  17. ^ Jones, Kenneth. " 'Fabulation', a Sold Out Phenom at Playwrights Horizons, Gets Added Shows to July 11" Playbill, June 18, 2004
  18. ^ Sommer, Elyse. "A CurtainUp Review. A Very Common Procedure" CurtainUp, February 12, 2007
  19. ^ Simonson, Robert. "David Auburn Examines 'The Journals of Mihail Sebastian' at Keen Company, March 6" Playbill, March 6, 2004
  20. ^ Misalliance, retrieved October 29, 2017
  21. ^ "Kunken Off-Broadway", retrieved October 29, 2017
  22. ^ The Story, retrieved October 29, 2017
  23. ^ Henry VIII, retrieved October 29, 2017

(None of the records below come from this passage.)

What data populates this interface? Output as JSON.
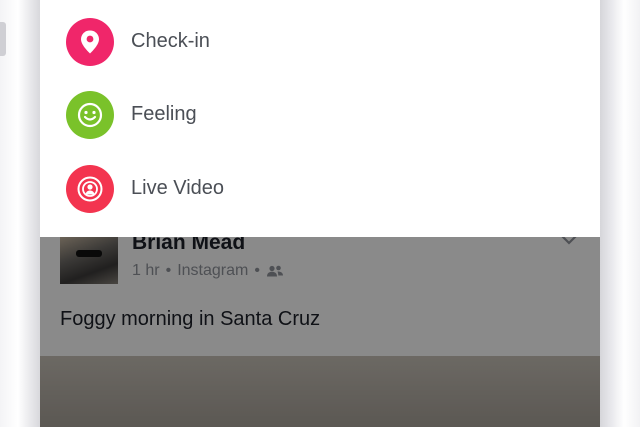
{
  "menu": {
    "items": [
      {
        "label": "Check-in",
        "icon": "location-pin-icon",
        "color": "#f0266a"
      },
      {
        "label": "Feeling",
        "icon": "smiley-icon",
        "color": "#7ac22a"
      },
      {
        "label": "Live Video",
        "icon": "live-broadcast-icon",
        "color": "#f3344f"
      }
    ]
  },
  "post": {
    "author": "Brian Mead",
    "time": "1 hr",
    "source": "Instagram",
    "separator": "•",
    "audience_icon": "friends-icon",
    "text": "Foggy morning in Santa Cruz"
  },
  "colors": {
    "dim_overlay": "rgba(0,0,0,0.46)",
    "sheet_bg": "#ffffff"
  }
}
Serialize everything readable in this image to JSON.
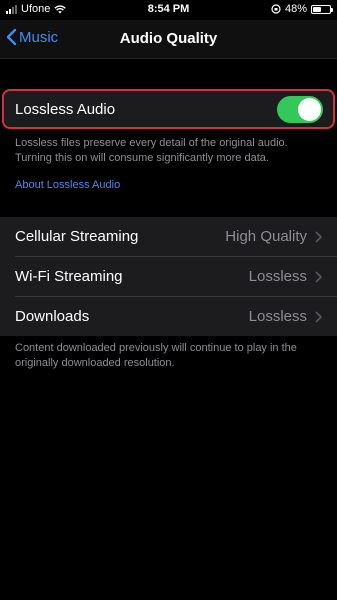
{
  "status": {
    "carrier": "Ufone",
    "time": "8:54 PM",
    "battery": "48%"
  },
  "nav": {
    "back_label": "Music",
    "title": "Audio Quality"
  },
  "lossless": {
    "label": "Lossless Audio",
    "enabled": true,
    "description": "Lossless files preserve every detail of the original audio. Turning this on will consume significantly more data.",
    "link": "About Lossless Audio"
  },
  "settings": [
    {
      "label": "Cellular Streaming",
      "value": "High Quality"
    },
    {
      "label": "Wi-Fi Streaming",
      "value": "Lossless"
    },
    {
      "label": "Downloads",
      "value": "Lossless"
    }
  ],
  "footer_note": "Content downloaded previously will continue to play in the originally downloaded resolution.",
  "colors": {
    "accent": "#3b8ef5",
    "toggle_on": "#34c759",
    "highlight": "#d0333b"
  }
}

  24. ^ A Dybbuk, retrieved October 29, 2017
  25. ^ Guiliano, Charles. " 'Quartermaine's Terms' at Williamstown Theatre Festival", August 14, 2009
  26. ^ Guiliano, Charles. " 'True West' at Williamstown Theatre Festival", July 17, 2009

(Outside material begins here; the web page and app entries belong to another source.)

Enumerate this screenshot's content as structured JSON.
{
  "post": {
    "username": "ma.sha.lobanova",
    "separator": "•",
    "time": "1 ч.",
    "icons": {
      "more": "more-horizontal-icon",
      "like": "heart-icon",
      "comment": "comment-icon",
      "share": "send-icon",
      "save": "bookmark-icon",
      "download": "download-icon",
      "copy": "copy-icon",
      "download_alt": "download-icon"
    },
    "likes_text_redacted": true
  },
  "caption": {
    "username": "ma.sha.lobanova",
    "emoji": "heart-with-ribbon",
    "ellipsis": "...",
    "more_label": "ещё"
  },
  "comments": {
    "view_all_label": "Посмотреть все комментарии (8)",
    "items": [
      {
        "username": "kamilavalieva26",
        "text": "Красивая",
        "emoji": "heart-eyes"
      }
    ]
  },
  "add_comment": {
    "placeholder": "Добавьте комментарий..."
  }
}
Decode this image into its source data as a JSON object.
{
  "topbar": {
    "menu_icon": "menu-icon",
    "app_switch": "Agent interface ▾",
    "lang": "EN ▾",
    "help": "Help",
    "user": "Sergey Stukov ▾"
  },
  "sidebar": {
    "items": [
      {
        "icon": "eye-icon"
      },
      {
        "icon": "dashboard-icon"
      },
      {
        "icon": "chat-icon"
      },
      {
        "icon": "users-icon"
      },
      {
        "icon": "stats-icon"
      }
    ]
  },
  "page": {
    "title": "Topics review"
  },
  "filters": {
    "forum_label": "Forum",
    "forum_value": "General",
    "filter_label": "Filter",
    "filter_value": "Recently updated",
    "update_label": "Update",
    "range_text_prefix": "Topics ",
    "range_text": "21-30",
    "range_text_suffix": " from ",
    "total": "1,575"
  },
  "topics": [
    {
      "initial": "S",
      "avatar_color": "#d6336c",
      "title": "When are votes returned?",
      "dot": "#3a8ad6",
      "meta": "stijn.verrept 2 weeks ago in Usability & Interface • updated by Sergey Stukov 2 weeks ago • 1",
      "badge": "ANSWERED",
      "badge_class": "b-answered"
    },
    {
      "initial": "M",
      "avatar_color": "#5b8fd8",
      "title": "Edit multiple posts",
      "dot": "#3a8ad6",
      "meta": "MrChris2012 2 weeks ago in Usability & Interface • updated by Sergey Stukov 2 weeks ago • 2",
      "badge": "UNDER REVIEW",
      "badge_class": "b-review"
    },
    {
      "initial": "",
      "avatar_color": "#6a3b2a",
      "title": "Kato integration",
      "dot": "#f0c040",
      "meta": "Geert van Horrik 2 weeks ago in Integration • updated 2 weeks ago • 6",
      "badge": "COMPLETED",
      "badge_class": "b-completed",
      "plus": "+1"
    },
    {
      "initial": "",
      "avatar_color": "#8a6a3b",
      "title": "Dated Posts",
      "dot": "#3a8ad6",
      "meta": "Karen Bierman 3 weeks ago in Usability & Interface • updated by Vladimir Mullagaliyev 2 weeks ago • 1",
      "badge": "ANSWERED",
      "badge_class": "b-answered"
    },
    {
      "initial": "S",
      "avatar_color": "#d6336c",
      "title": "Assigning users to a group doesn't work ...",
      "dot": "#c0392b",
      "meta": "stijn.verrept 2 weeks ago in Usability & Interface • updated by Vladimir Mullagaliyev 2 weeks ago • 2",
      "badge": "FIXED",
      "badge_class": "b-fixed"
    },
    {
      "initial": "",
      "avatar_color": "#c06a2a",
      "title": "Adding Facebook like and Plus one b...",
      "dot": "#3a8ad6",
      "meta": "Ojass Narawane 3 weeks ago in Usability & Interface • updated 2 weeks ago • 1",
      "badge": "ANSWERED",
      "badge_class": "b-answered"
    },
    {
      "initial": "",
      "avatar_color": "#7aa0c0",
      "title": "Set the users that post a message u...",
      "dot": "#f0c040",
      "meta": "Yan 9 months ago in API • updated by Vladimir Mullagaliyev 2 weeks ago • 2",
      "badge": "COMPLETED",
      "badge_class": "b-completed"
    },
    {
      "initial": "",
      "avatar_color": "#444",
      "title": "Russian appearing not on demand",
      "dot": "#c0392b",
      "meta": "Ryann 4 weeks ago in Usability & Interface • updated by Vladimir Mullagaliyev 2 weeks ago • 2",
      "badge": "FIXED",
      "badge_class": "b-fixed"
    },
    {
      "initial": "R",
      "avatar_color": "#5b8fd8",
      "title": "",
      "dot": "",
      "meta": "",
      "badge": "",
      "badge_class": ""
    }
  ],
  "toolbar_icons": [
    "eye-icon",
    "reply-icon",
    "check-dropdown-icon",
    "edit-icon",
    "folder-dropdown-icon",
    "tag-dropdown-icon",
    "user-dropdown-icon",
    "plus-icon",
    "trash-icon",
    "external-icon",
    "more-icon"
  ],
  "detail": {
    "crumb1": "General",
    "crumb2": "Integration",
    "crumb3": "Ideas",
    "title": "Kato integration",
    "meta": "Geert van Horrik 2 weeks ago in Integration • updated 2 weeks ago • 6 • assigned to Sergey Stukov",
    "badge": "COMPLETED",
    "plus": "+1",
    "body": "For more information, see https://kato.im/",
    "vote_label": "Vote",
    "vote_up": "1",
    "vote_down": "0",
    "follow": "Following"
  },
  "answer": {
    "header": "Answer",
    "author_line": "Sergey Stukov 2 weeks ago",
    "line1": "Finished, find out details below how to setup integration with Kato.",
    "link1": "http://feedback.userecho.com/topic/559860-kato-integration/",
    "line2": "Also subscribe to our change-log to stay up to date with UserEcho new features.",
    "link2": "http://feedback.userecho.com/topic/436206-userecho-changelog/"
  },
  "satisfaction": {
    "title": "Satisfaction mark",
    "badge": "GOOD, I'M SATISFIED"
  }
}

  27. ^ "'Three Sisters'. July 16 - July 27. Main Stage. 2008 Season", retrieved October 29, 2017
  28. ^ Gans, Andrew. "Casting Complete for Kennedy Center 'Mister Roberts' " Playbill, February 8, 2005
  29. ^ "Mary And Rhoda" (TV)", retrieved October 30, 2017
  30. ^ "Stephen Kunken Television", retrieved October 30, 2017
  31. ^ a b "Stephen Kunken Film and TV", retrieved October 30, 2017
  32. ^ Still Alice, retrieved October 29, 2017
  33. ^ "A Birder's Guide To Everything". 21 March 2014.
  34. ^ Scott, A. O. "There’s Something Bubbling Off the Shore of a Chesapeake Hamlet" The New York Times, November 1, 2012
  35. ^ Price Check, retrieved October 30, 2017
  36. ^ The Girl in the Park, retrieved October 30, 2017
  37. ^ Light and the Sufferer, retrieved October 29, 2017
  38. ^ "Stephen Kunken". The New York Times. Retrieved July 7, 2014.
  39. ^ "Stephen Kunken Films", retrieved October 29, 2017
  40. ^ "Jenn Thompson is the newest member of The Actors Company Theatre directorial team". June 30, 2011.
  41. ^ Stephen Kunken at the Internet Broadway Database
  42. ^ Jones, Kenneth. "Jenn Thompson Named Co-Artistic Director of Off-Broadway's TACT" Playbill, June 30, 2011
  43. ^ Onofri, Adrienne (April 27, 2010). "Interview: Stephen Kunken, One of ENRON's Corporate Baddies".

External links[edit]